‘I want to give my family, my children a better life and I will do this, or I will die trying.’
Mr Ali, one of dozens of parents with young children at the sprawling camp at Grande-Synthe, fled Iraq after ISIS overran their village.
He lived with his family in Turkey for several years before embarking on their epic trip to Britain. And he vowed never to stop trying.
People traffickers are believed to have infiltrated the camp at Grande-Synthe demanding thousands of pounds to organise illegal crossings to Britain.
One man, known as ‘the boss’, is rumoured to be charge of the growing number of boat crossings.
He orders passengers to take taxis to remote spots along the coast in the middle of the night. The migrants, who often include small children, must then walk several miles where an inflatable rub is ready and waiting.
Setting off in pitch darkness the passengers are ordered to navigate by the moon and use their mobile phones to call for help if they get into distress.
Groups of migrants – mostly young men, Kurds from northern Iraq – began boarding buses to leave the camp shortly after 8.15am local time

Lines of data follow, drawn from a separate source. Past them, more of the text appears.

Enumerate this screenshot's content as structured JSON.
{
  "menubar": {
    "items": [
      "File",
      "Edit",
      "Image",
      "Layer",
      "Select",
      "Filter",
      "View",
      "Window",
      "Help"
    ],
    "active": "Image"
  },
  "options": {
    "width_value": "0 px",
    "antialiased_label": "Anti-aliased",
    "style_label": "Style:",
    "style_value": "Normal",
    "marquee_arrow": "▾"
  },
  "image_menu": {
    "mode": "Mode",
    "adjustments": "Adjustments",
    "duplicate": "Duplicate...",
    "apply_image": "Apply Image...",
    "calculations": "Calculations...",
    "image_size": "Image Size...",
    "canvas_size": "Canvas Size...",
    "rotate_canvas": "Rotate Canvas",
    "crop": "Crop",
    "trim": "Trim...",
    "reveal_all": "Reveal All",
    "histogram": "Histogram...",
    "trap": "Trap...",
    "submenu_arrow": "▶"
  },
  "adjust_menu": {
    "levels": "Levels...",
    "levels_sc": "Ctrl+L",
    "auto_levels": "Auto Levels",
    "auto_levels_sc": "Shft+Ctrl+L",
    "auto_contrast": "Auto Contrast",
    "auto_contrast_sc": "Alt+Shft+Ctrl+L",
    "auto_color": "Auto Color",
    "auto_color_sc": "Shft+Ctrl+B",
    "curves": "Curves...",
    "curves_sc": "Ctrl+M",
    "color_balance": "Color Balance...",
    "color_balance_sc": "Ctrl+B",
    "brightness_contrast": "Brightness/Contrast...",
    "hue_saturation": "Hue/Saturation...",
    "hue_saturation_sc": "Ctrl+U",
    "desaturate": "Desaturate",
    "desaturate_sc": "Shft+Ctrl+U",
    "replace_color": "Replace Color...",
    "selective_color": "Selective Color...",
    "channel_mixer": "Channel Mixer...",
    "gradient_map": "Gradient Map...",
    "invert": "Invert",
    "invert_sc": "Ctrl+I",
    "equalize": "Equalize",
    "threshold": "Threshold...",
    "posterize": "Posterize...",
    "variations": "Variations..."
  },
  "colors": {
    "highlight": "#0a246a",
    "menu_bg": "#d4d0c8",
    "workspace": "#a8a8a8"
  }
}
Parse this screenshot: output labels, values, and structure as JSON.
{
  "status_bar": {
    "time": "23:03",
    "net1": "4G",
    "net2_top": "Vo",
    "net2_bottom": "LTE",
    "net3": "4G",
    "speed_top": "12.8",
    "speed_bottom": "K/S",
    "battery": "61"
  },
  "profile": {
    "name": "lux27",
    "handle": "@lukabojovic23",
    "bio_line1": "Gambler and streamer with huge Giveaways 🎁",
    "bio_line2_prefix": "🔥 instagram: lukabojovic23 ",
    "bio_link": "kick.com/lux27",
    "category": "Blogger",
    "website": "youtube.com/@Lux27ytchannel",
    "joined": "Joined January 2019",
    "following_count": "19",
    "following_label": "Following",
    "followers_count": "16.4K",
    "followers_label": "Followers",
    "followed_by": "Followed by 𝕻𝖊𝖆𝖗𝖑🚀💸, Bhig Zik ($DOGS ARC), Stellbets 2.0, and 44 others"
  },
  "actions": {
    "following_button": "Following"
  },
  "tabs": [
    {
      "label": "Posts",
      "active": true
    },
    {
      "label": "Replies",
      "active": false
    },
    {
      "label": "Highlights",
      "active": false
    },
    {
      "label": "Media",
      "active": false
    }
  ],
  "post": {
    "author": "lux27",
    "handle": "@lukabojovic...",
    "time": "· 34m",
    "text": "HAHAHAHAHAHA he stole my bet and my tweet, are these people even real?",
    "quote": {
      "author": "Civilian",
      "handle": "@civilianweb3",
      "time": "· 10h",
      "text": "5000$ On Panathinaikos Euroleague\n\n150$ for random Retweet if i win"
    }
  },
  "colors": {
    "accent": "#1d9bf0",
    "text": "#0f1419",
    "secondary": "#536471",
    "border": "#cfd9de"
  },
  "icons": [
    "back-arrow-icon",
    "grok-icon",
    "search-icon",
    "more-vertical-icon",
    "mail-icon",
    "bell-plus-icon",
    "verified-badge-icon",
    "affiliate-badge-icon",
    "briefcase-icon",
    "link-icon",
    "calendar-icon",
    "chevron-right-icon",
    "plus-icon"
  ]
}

People traffickers are believed to have infiltrated the camp at Grande-Synthe demanding thousands of pounds to organise illegal crossings to Britain
The male sleeping area inside the Espace Jeunes du Moulin refuge centre in Grande Synthe, Dunkirk before the eviction began this morning
Those people living in the female and family area inside the Espace Jeunes du Moulin refuge centre in Grande Synthe all had to pack their belongings today as they were moved on
Migrant welfare groups have condemned the camp eviction claiming it would not stop people trying to reach Britain but would simply make their conditions worse.
Claire Moseley, of Care4Calais, said: ‘The migrants will be taken to reception centre away from the coast. They will be encourage to apply for asylum in France but most won’t. The vast majority will be back at the coast within days. But they will be living in terrible conditions.’
Claire Millot, of charity Salam, added: ‘Closing the camp does nothing to stop migrants trying to reach England. It only makes people live in terrible conditions and without dignity. It is unnecessary.’